For the word "price", tally the lines of the data that contain it and give the tally alone.

##### Records provided #####

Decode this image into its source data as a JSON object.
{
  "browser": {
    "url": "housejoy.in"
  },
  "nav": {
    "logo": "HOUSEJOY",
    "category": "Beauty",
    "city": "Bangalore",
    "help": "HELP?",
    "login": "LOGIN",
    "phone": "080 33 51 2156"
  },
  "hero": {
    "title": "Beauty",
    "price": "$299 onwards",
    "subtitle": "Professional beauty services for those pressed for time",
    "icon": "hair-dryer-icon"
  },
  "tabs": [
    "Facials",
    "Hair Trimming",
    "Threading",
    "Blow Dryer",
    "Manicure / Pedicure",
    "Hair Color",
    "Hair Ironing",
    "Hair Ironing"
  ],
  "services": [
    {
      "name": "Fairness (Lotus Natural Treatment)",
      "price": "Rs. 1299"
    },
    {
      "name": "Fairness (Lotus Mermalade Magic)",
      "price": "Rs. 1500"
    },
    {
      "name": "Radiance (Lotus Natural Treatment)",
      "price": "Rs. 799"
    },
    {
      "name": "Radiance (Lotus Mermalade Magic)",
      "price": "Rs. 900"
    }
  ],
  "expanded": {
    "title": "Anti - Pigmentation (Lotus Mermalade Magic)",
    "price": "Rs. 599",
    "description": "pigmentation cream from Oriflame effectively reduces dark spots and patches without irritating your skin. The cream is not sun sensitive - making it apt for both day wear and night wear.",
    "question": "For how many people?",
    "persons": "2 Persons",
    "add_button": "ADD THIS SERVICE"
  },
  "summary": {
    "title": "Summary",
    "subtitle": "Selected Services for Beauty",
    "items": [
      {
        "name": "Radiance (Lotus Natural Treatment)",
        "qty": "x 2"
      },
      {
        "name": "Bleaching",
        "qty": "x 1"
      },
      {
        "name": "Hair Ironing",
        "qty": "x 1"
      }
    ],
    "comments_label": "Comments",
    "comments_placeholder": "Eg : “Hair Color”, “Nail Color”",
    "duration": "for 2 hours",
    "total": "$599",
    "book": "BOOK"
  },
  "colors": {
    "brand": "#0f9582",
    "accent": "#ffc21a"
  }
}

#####

* _Response to the exercise_
6